Jimenez said the facility where she was held was in Tuxtla Gutierrez in the southern state of Chiapas.
She was taken there with the promise that she would be given a permit to remain in Mexico while seeking asylum in the United States.
Jimenez was actually notified that she had to leave the country, she added.
"It's a disgusting place," the 56-year-old woman said, describing conditions similar to those in Ciudad Juarez.
The tragedy there unfolded after a migrant lit a fire in apparent protest over deportations, according to authorities, who have accused immigration officials and guards of failing to even try to evacuate the migrants.
Arrest warrants have been issued against three officials, two private guards and a migrant who allegedly started the fire, as part of a homicide investigation.
Just a week earlier, Moises Chavez was held in the same cell, which he described as a smelly room where guards treat migrants with disdain.
"There are no fire extinguishers or smoke detectors, but there are cameras," the 41-year-old Nicaraguan told AFP.
It was the second time that Chavez had been taken to the National Institute of Migration facility, where the fire claimed the lives of 18 Guatemalans, seven Salvadorans, seven Venezuelans, six Hondurans and one Colombian.
Video surveillance footage appeared to show guards leaving the 68 detainees locked inside as flames spread and smoke filled the room.
Ostensibly, such facilities are service and accommodation centers for foreigners who cannot prove their legal stay in Mexico.
In reality "you're treated like a prisoner," said Yusleidy Garcia from Venezuela, who was detained in Ciudad Juarez, where women and men are held in separate places.
"It was cold at night. They take away all your belongings.
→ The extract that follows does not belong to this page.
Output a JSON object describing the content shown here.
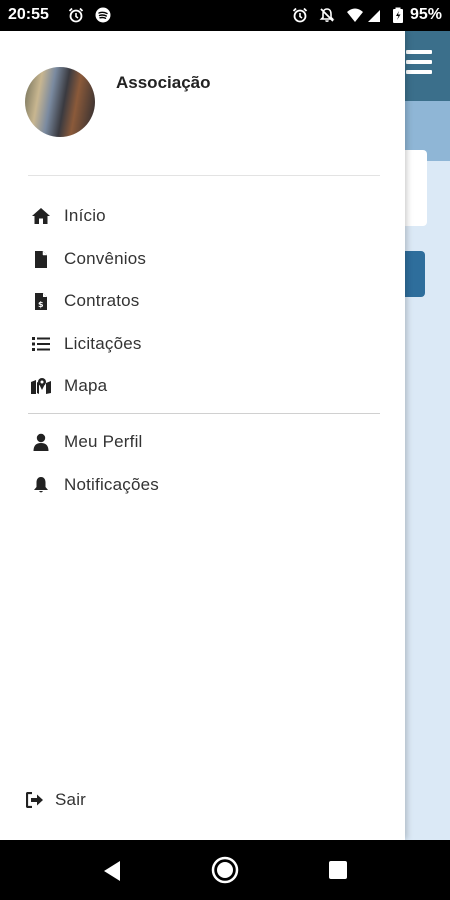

In the cell where I was there were 150 people" of various nationalities, she said.
Such conditions are in sharp contrast with rules issued by the government in 2012 requiring adequate food, hygiene protocols and protection of people and property in the event of riots.
Migrants are not supposed to remain in temporary-stay centers like the one that caught fire for more than seven days.
Some are transferred to other immigration facilities -- where the stay must not exceed 15 days -- to resolve their situation and receive legal assistance, and may be deported.
Mexican immigration last year detained at least 281,149 people in "overcrowded" centers and deported at least 98,299 people, including unaccompanied children, Amnesty International said this week in an annual human rights report.
Following Monday's fire, the rights group called for "an end to the practices that have caused untold damage, including torture and cruel, inhuman and degrading treatment, to thousands of migrants who have passed through these centers."
"These facilities are not 'shelters,' but detention centers, and people are not 'housed' there, but deprived of their freedom," Amnesty said, alluding to statements by President Andres Manuel Lopez Obrador.
The United Nations office in Mexico noted that the Global Compact for Safe, Orderly and Regular Migration -- an intergovernmentally negotiated agreement -- outlaws arbitrary detentions and calls for legal detentions to be as short as possible.
Other international standards advocate alternatives to arrest, the UN said.
Jimenez's detention lasted for two days, following a long and dangerous journey during which she said she slept next to the bodies of migrants who died in the Darien jungle between Colombia and Panama.
Outraged at being locked up when she was only trying to regularize her status, she recounted asking an immigration official: "Is it a crime to migrate?"
"She turned her back on me and left," Jimenez said.
© Agence France-Presse